**Your task**
The entries below must be copied exactly as they are.
━━━━━━━━
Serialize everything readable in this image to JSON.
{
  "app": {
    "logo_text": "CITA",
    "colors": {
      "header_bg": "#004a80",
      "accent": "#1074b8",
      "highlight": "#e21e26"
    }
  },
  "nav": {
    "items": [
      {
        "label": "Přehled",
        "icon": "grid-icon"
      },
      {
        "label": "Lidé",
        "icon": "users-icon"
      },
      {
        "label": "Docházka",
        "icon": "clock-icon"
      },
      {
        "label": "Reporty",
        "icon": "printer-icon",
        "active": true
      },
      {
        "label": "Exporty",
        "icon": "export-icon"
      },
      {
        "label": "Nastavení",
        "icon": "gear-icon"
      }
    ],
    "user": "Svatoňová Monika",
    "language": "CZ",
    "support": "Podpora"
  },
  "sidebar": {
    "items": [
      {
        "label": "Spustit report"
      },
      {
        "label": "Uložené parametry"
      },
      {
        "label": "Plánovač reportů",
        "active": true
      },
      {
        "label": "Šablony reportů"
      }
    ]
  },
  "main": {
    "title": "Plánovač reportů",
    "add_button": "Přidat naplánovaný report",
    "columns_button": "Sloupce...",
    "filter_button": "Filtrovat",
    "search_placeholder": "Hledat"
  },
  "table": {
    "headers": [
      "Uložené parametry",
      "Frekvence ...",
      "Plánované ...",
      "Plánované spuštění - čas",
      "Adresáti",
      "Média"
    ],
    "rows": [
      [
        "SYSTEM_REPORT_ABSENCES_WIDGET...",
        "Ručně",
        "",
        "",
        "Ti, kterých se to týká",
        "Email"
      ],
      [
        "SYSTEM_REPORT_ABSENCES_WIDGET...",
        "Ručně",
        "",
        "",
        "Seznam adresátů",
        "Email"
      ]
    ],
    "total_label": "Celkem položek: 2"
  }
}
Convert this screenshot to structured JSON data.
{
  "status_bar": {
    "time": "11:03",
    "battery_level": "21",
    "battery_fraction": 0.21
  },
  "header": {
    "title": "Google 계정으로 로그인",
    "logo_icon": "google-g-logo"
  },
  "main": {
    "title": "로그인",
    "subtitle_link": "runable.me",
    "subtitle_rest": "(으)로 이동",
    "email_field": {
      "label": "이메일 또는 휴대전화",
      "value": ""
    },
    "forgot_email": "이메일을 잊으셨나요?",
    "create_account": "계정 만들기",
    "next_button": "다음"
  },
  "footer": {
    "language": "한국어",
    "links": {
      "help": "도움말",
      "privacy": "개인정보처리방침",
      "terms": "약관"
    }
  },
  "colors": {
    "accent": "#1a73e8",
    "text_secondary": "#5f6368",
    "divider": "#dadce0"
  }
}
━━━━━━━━
**Exercise result**
Serialize everything readable in this image to JSON.
{
  "app": {
    "logo_text": "CITA",
    "colors": {
      "header_bg": "#004a80",
      "accent": "#1074b8",
      "highlight": "#e21e26"
    }
  },
  "nav": {
    "items": [
      {
        "label": "Přehled",
        "icon": "grid-icon"
      },
      {
        "label": "Lidé",
        "icon": "users-icon"
      },
      {
        "label": "Docházka",
        "icon": "clock-icon"
      },
      {
        "label": "Reporty",
        "icon": "printer-icon",
        "active": true
      },
      {
        "label": "Exporty",
        "icon": "export-icon"
      },
      {
        "label": "Nastavení",
        "icon": "gear-icon"
      }
    ],
    "user": "Svatoňová Monika",
    "language": "CZ",
    "support": "Podpora"
  },
  "sidebar": {
    "items": [
      {
        "label": "Spustit report"
      },
      {
        "label": "Uložené parametry"
      },
      {
        "label": "Plánovač reportů",
        "active": true
      },
      {
        "label": "Šablony reportů"
      }
    ]
  },
  "main": {
    "title": "Plánovač reportů",
    "add_button": "Přidat naplánovaný report",
    "columns_button": "Sloupce...",
    "filter_button": "Filtrovat",
    "search_placeholder": "Hledat"
  },
  "table": {
    "headers": [
      "Uložené parametry",
      "Frekvence ...",
      "Plánované ...",
      "Plánované spuštění - čas",
      "Adresáti",
      "Média"
    ],
    "rows": [
      [
        "SYSTEM_REPORT_ABSENCES_WIDGET...",
        "Ručně",
        "",
        "",
        "Ti, kterých se to týká",
        "Email"
      ],
      [
        "SYSTEM_REPORT_ABSENCES_WIDGET...",
        "Ručně",
        "",
        "",
        "Seznam adresátů",
        "Email"
      ]
    ],
    "total_label": "Celkem položek: 2"
  }
}
Convert this screenshot to structured JSON data.
{
  "status_bar": {
    "time": "11:03",
    "battery_level": "21",
    "battery_fraction": 0.21
  },
  "header": {
    "title": "Google 계정으로 로그인",
    "logo_icon": "google-g-logo"
  },
  "main": {
    "title": "로그인",
    "subtitle_link": "runable.me",
    "subtitle_rest": "(으)로 이동",
    "email_field": {
      "label": "이메일 또는 휴대전화",
      "value": ""
    },
    "forgot_email": "이메일을 잊으셨나요?",
    "create_account": "계정 만들기",
    "next_button": "다음"
  },
  "footer": {
    "language": "한국어",
    "links": {
      "help": "도움말",
      "privacy": "개인정보처리방침",
      "terms": "약관"
    }
  },
  "colors": {
    "accent": "#1a73e8",
    "text_secondary": "#5f6368",
    "divider": "#dadce0"
  }
}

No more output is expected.